On the Road
In total, there were almost 4.9 million private cars and heavy vehicles on the road in Sweden at the end of 2010. About 51% of newly registered private cars had diesel engines.
Eco car exemptions are defined by the fuel consumption, use of alternative fuels, and carbon dioxide (CO2) emissions levels (a vehicle run on fossil fuels can be called an eco car if the carbon dioxide emissions are below 120 g/km). In January 2011, there were 362,000 eco cars in Sweden, an increase from 279,000 eco cars at the start of 2010. In 2011, the sales share of private cars that are eco vehicles continued its increase from 38% to 40%. This might show the Swedish public’s great interest in climate change, but economic reasons such as high oil prices and vehicle purchase subsidies might also play a part. In 2010, eco vehicles with efficient conventional powertrains with maximum emissions of 120 g CO2/km accounted for 62% of all sales of eco vehicles.
In 2009 the Swedish Energy Agency supported two projects where a total of 150 battery electric vehicles were demonstrated over the past couple of years. One project will test the Volvo C30 EV in 2011. The other concerns 100 Saab 9-3 EVs during 2010 and 2011, though the closure of Saab has likely ended this project. The Energy Agency got directions from the government to include questions regarding infrastructure and user acceptance in a new demonstration program that will run for four years.
The major Swedish power companies began working together in 2008 in a joint initiative promoting EVs and PHEVs. The goal is to bring 600,000 vehicles to the market by 2020. One ongoing subproject involves converting ten Toyota Priuses to PHEVs and field-testing them. In contrast to the utilities’ goal, the Swedish Energy Agency has recently revised its previous prediction of 85,000 EVs in 2020 to 18,000.
Project Hyper Bus
Volvo 7700 Hybrid Bus. Image courtesy of Volvo AB.
Gothenburg will be the test venue for a new hybrid bus with plug in-technology. Buses and charging stations will be tested in regular traffic in true city conditions. Project Hyper Bus — which was just awarded an EU grant of SEK 14 million as part of budget totaling SEK 28 million — began operating on September 1, 2011 and will run until 2014.
It can be divided into four sub-areas; demonstration of plug-in technology for hybrid buses, rapid-charge stations, tests in real city environments on existing bus routes and the publication of results and experiences from the project.

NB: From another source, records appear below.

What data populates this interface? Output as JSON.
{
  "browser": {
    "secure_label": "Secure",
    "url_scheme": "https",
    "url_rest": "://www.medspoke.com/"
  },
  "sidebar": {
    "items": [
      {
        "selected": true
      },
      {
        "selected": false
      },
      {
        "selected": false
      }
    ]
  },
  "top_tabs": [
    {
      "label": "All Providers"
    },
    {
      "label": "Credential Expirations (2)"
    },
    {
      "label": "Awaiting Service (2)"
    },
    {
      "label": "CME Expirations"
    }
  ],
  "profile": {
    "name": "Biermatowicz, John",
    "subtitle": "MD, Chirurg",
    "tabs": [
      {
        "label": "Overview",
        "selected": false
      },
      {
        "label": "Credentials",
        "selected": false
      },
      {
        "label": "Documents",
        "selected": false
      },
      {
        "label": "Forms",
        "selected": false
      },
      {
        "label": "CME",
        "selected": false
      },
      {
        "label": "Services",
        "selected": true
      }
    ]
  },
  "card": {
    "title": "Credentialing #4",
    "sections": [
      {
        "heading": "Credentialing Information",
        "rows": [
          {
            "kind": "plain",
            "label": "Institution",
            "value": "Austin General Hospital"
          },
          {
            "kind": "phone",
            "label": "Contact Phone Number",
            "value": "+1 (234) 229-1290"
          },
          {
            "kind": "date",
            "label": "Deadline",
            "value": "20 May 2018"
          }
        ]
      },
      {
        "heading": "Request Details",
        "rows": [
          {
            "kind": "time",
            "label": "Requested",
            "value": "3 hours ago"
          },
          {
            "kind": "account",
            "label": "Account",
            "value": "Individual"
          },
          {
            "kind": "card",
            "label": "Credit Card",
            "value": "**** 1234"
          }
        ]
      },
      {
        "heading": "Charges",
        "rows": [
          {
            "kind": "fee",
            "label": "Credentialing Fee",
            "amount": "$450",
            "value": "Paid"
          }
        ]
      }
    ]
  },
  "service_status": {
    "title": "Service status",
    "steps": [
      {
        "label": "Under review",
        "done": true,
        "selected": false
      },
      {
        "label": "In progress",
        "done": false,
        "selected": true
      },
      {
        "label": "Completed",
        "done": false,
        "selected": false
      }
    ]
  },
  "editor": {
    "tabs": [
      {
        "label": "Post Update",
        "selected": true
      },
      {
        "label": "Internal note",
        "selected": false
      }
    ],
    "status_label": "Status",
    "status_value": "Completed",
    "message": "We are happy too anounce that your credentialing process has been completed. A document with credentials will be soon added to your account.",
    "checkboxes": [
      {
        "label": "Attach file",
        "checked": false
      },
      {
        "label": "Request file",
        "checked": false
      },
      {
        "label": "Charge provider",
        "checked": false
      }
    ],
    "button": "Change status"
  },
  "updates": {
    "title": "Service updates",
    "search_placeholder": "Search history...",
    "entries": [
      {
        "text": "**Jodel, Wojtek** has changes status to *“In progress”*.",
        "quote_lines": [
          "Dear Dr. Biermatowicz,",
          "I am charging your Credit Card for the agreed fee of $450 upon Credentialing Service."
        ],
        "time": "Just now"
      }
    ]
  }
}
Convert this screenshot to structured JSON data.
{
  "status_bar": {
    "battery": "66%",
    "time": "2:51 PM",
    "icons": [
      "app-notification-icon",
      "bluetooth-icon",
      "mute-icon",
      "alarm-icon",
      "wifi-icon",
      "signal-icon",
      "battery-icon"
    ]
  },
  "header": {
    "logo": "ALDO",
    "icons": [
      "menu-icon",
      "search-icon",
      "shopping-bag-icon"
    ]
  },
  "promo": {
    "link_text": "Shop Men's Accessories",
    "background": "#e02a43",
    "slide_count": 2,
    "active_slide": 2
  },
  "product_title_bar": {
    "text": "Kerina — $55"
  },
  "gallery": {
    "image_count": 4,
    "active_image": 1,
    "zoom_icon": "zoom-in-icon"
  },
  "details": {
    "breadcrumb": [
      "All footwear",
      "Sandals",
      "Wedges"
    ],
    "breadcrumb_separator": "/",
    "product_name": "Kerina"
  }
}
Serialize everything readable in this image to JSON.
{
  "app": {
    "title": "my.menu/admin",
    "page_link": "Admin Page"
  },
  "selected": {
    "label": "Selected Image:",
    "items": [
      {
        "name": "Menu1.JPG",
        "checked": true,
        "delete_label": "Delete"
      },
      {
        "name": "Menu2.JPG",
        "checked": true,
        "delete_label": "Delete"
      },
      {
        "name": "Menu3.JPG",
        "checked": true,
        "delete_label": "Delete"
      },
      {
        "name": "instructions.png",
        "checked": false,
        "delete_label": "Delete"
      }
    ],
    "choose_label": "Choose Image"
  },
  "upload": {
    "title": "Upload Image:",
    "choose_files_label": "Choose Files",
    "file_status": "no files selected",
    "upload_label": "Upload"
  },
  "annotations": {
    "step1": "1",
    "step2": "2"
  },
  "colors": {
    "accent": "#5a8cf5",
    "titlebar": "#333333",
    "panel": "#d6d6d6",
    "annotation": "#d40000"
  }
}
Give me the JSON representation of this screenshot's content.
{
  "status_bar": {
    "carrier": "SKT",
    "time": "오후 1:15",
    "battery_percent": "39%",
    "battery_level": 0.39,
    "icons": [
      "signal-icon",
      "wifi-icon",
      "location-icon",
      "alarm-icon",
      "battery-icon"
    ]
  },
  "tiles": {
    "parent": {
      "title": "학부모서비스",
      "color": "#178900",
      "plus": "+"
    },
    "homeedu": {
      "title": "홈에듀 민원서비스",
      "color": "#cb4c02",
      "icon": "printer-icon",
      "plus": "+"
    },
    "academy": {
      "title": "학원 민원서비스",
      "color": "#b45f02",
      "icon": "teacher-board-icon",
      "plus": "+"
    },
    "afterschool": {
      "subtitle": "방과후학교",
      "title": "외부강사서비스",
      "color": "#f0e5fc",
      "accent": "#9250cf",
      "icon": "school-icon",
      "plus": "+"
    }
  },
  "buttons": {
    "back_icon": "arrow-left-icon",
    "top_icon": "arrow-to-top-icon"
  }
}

Volvo Buses is responsible for the project buses, Göteborg Energi for the charging stations, Västtrafik for routing and driveability and the City of Gothenburg Traffic & Public Transport Authority will take care of metering and calculations.
Business Region Göteborg will manage the project and have responsibility for documentation, communication and the dissemination of project results and the exchange of experiences with other EU projects.
The plug-in hybrid buses will use electricity as their primary power source and diesel for supplementary power. Plug-in technology allows the buses to be charged with external power through connection to a charging station.